__Problem description__. Your task is to print all of the entries exactly, though the pictures should not be included.

__Input records__.

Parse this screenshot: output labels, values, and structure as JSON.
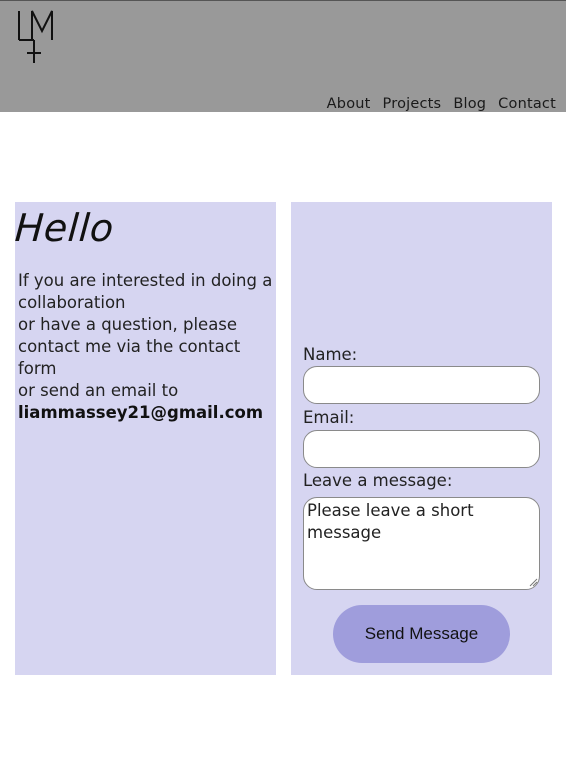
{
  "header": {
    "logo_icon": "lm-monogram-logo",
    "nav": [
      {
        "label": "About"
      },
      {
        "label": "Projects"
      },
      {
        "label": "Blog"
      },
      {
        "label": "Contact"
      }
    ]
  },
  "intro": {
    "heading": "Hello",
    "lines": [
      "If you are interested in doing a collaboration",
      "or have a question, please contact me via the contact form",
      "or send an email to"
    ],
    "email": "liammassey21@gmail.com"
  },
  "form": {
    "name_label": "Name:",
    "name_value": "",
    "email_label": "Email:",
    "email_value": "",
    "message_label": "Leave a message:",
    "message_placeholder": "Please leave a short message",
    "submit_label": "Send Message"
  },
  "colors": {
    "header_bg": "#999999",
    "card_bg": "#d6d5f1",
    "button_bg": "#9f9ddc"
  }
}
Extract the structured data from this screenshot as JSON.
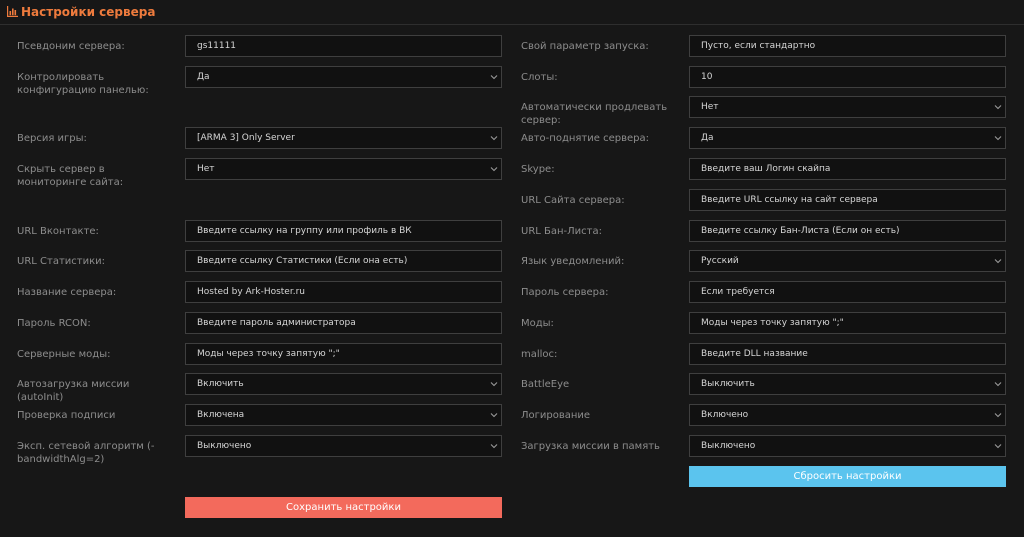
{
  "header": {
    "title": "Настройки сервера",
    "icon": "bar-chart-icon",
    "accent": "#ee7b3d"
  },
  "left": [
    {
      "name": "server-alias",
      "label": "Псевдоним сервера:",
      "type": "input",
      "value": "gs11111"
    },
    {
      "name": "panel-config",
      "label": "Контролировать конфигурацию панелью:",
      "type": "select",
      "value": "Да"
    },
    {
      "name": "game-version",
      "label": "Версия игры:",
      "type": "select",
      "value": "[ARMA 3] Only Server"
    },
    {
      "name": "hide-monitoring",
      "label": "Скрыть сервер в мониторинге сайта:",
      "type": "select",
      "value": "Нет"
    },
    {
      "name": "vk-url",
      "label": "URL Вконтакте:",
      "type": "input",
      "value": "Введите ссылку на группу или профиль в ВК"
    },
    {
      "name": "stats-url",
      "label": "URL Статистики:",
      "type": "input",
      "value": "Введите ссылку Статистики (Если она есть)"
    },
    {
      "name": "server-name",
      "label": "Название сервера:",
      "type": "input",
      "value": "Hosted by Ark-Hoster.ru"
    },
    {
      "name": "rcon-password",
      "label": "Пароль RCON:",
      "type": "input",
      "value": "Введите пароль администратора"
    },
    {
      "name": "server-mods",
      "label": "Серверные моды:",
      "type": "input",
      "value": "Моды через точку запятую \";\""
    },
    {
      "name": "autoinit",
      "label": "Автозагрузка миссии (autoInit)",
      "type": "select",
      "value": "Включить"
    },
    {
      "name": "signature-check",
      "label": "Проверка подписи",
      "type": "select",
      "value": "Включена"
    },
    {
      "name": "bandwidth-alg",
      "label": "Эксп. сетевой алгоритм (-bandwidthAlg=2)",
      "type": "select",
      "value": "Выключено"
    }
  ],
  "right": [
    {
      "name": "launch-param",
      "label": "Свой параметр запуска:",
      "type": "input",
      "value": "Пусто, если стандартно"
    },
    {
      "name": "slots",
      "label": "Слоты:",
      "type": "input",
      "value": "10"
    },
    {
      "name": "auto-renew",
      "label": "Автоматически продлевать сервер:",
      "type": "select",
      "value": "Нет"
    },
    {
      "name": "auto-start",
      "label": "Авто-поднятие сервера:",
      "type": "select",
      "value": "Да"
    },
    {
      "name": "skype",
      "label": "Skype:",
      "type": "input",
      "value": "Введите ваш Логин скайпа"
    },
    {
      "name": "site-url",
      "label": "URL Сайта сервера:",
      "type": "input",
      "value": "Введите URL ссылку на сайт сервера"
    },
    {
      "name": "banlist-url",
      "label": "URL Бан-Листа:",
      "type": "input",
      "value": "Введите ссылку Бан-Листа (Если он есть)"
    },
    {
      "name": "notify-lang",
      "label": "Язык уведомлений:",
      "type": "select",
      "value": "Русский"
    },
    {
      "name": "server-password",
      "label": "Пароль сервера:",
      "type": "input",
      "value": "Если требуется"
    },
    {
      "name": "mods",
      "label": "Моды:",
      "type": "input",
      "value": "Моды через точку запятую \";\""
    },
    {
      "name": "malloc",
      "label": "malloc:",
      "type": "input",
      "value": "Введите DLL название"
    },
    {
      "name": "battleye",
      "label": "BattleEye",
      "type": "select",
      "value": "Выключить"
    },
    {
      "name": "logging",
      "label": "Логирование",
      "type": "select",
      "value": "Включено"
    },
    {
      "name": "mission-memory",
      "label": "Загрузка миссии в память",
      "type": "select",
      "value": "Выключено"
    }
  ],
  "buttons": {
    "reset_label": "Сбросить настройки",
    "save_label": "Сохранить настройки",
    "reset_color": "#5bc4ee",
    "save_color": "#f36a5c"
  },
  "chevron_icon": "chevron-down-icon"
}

__The completed task__.
Parse this screenshot: output labels, values, and structure as JSON.
{
  "header": {
    "logo_icon": "lm-monogram-logo",
    "nav": [
      {
        "label": "About"
      },
      {
        "label": "Projects"
      },
      {
        "label": "Blog"
      },
      {
        "label": "Contact"
      }
    ]
  },
  "intro": {
    "heading": "Hello",
    "lines": [
      "If you are interested in doing a collaboration",
      "or have a question, please contact me via the contact form",
      "or send an email to"
    ],
    "email": "liammassey21@gmail.com"
  },
  "form": {
    "name_label": "Name:",
    "name_value": "",
    "email_label": "Email:",
    "email_value": "",
    "message_label": "Leave a message:",
    "message_placeholder": "Please leave a short message",
    "submit_label": "Send Message"
  },
  "colors": {
    "header_bg": "#999999",
    "card_bg": "#d6d5f1",
    "button_bg": "#9f9ddc"
  }
}
Extract the structured data from this screenshot as JSON.
{
  "header": {
    "title": "Настройки сервера",
    "icon": "bar-chart-icon",
    "accent": "#ee7b3d"
  },
  "left": [
    {
      "name": "server-alias",
      "label": "Псевдоним сервера:",
      "type": "input",
      "value": "gs11111"
    },
    {
      "name": "panel-config",
      "label": "Контролировать конфигурацию панелью:",
      "type": "select",
      "value": "Да"
    },
    {
      "name": "game-version",
      "label": "Версия игры:",
      "type": "select",
      "value": "[ARMA 3] Only Server"
    },
    {
      "name": "hide-monitoring",
      "label": "Скрыть сервер в мониторинге сайта:",
      "type": "select",
      "value": "Нет"
    },
    {
      "name": "vk-url",
      "label": "URL Вконтакте:",
      "type": "input",
      "value": "Введите ссылку на группу или профиль в ВК"
    },
    {
      "name": "stats-url",
      "label": "URL Статистики:",
      "type": "input",
      "value": "Введите ссылку Статистики (Если она есть)"
    },
    {
      "name": "server-name",
      "label": "Название сервера:",
      "type": "input",
      "value": "Hosted by Ark-Hoster.ru"
    },
    {
      "name": "rcon-password",
      "label": "Пароль RCON:",
      "type": "input",
      "value": "Введите пароль администратора"
    },
    {
      "name": "server-mods",
      "label": "Серверные моды:",
      "type": "input",
      "value": "Моды через точку запятую \";\""
    },
    {
      "name": "autoinit",
      "label": "Автозагрузка миссии (autoInit)",
      "type": "select",
      "value": "Включить"
    },
    {
      "name": "signature-check",
      "label": "Проверка подписи",
      "type": "select",
      "value": "Включена"
    },
    {
      "name": "bandwidth-alg",
      "label": "Эксп. сетевой алгоритм (-bandwidthAlg=2)",
      "type": "select",
      "value": "Выключено"
    }
  ],
  "right": [
    {
      "name": "launch-param",
      "label": "Свой параметр запуска:",
      "type": "input",
      "value": "Пусто, если стандартно"
    },
    {
      "name": "slots",
      "label": "Слоты:",
      "type": "input",
      "value": "10"
    },
    {
      "name": "auto-renew",
      "label": "Автоматически продлевать сервер:",
      "type": "select",
      "value": "Нет"
    },
    {
      "name": "auto-start",
      "label": "Авто-поднятие сервера:",
      "type": "select",
      "value": "Да"
    },
    {
      "name": "skype",
      "label": "Skype:",
      "type": "input",
      "value": "Введите ваш Логин скайпа"
    },
    {
      "name": "site-url",
      "label": "URL Сайта сервера:",
      "type": "input",
      "value": "Введите URL ссылку на сайт сервера"
    },
    {
      "name": "banlist-url",
      "label": "URL Бан-Листа:",
      "type": "input",
      "value": "Введите ссылку Бан-Листа (Если он есть)"
    },
    {
      "name": "notify-lang",
      "label": "Язык уведомлений:",
      "type": "select",
      "value": "Русский"
    },
    {
      "name": "server-password",
      "label": "Пароль сервера:",
      "type": "input",
      "value": "Если требуется"
    },
    {
      "name": "mods",
      "label": "Моды:",
      "type": "input",
      "value": "Моды через точку запятую \";\""
    },
    {
      "name": "malloc",
      "label": "malloc:",
      "type": "input",
      "value": "Введите DLL название"
    },
    {
      "name": "battleye",
      "label": "BattleEye",
      "type": "select",
      "value": "Выключить"
    },
    {
      "name": "logging",
      "label": "Логирование",
      "type": "select",
      "value": "Включено"
    },
    {
      "name": "mission-memory",
      "label": "Загрузка миссии в память",
      "type": "select",
      "value": "Выключено"
    }
  ],
  "buttons": {
    "reset_label": "Сбросить настройки",
    "save_label": "Сохранить настройки",
    "reset_color": "#5bc4ee",
    "save_color": "#f36a5c"
  },
  "chevron_icon": "chevron-down-icon"
}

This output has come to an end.